→ Your task:
Please return only the lines between the line with "Transcribe this image's" and the final line of the entries, both included, and exclude pictures.

********

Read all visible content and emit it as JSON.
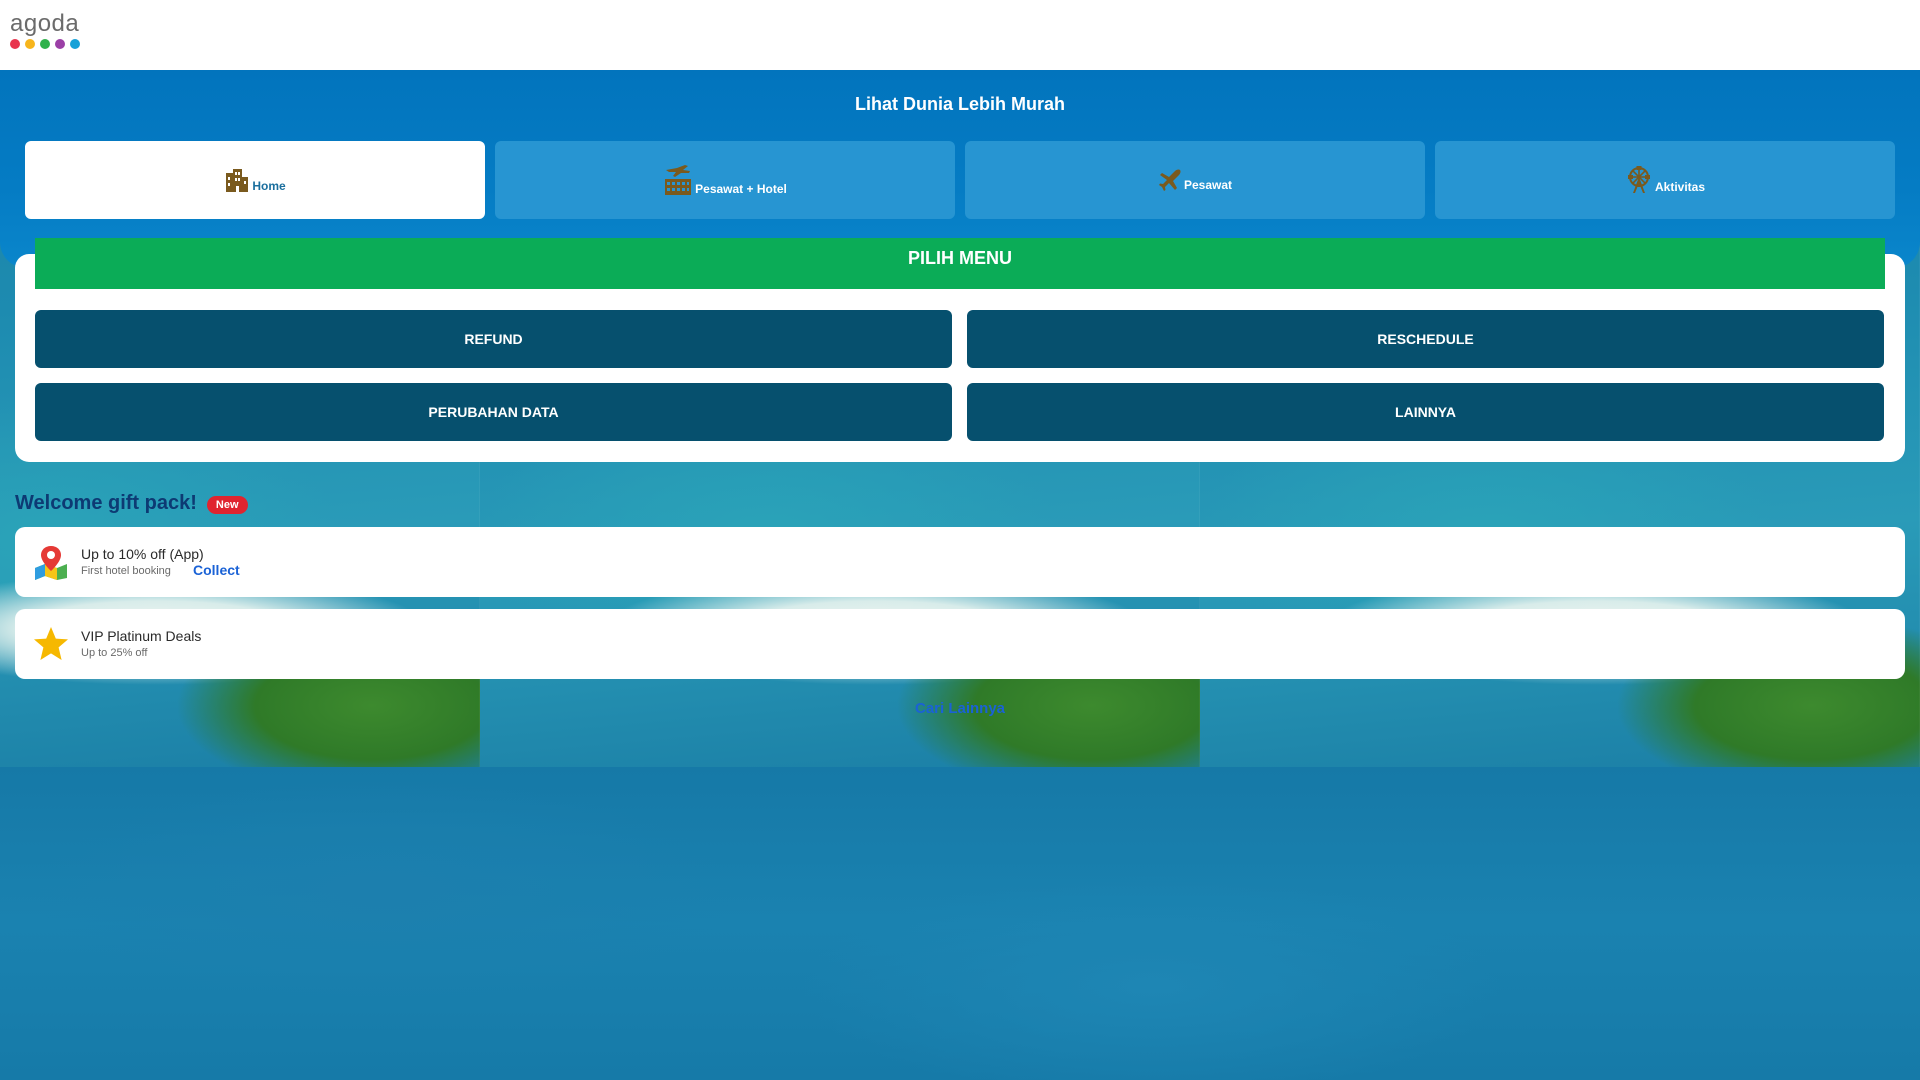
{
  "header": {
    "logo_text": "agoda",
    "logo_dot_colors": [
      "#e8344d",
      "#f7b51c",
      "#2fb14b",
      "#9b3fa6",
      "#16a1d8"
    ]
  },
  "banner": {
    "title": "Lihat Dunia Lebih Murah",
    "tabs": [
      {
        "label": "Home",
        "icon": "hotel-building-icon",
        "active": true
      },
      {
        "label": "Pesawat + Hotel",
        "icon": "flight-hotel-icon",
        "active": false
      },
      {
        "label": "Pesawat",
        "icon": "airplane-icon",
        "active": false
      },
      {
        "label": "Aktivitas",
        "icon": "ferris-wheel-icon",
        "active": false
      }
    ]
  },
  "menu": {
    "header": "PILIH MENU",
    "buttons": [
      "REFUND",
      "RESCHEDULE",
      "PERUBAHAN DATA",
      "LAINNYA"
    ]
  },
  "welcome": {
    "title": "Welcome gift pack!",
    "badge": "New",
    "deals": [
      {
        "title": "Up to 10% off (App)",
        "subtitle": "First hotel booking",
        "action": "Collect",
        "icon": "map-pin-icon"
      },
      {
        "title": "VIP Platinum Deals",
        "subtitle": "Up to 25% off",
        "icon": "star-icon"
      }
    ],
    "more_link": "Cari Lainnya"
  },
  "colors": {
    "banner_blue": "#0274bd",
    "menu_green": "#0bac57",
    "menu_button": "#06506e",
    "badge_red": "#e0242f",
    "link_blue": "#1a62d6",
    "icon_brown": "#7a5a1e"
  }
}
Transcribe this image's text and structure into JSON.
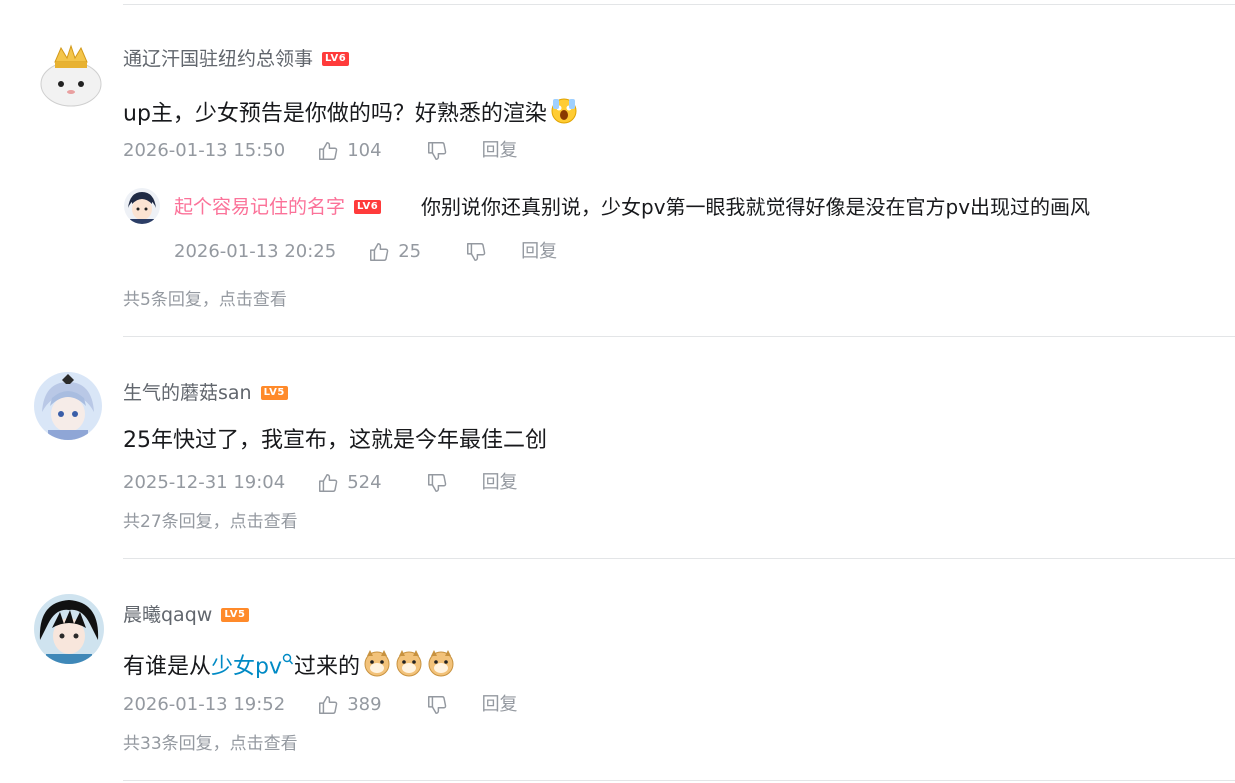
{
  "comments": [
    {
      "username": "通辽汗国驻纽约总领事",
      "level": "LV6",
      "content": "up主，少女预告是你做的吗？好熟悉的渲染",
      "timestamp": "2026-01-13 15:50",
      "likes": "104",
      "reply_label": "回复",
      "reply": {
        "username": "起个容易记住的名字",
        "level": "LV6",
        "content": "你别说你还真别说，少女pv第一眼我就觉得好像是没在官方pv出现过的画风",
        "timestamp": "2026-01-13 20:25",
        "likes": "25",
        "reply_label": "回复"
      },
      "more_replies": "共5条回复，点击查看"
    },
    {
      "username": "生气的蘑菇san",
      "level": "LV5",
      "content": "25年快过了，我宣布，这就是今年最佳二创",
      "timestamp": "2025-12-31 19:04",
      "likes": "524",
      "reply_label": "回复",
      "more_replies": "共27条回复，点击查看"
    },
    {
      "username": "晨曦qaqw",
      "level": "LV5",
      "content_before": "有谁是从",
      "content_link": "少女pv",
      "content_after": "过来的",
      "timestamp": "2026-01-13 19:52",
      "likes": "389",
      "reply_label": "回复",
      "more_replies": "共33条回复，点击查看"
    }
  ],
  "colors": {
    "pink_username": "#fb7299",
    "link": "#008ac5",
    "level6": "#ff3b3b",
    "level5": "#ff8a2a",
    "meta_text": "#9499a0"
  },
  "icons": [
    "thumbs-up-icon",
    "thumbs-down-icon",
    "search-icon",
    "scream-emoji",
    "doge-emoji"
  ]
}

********

→ Exercise solution:
Transcribe this image's text and structure into JSON.
{
  "comments": [
    {
      "username": "通辽汗国驻纽约总领事",
      "level": "LV6",
      "content": "up主，少女预告是你做的吗？好熟悉的渲染",
      "timestamp": "2026-01-13 15:50",
      "likes": "104",
      "reply_label": "回复",
      "reply": {
        "username": "起个容易记住的名字",
        "level": "LV6",
        "content": "你别说你还真别说，少女pv第一眼我就觉得好像是没在官方pv出现过的画风",
        "timestamp": "2026-01-13 20:25",
        "likes": "25",
        "reply_label": "回复"
      },
      "more_replies": "共5条回复，点击查看"
    },
    {
      "username": "生气的蘑菇san",
      "level": "LV5",
      "content": "25年快过了，我宣布，这就是今年最佳二创",
      "timestamp": "2025-12-31 19:04",
      "likes": "524",
      "reply_label": "回复",
      "more_replies": "共27条回复，点击查看"
    },
    {
      "username": "晨曦qaqw",
      "level": "LV5",
      "content_before": "有谁是从",
      "content_link": "少女pv",
      "content_after": "过来的",
      "timestamp": "2026-01-13 19:52",
      "likes": "389",
      "reply_label": "回复",
      "more_replies": "共33条回复，点击查看"
    }
  ],
  "colors": {
    "pink_username": "#fb7299",
    "link": "#008ac5",
    "level6": "#ff3b3b",
    "level5": "#ff8a2a",
    "meta_text": "#9499a0"
  },
  "icons": [
    "thumbs-up-icon",
    "thumbs-down-icon",
    "search-icon",
    "scream-emoji",
    "doge-emoji"
  ]
}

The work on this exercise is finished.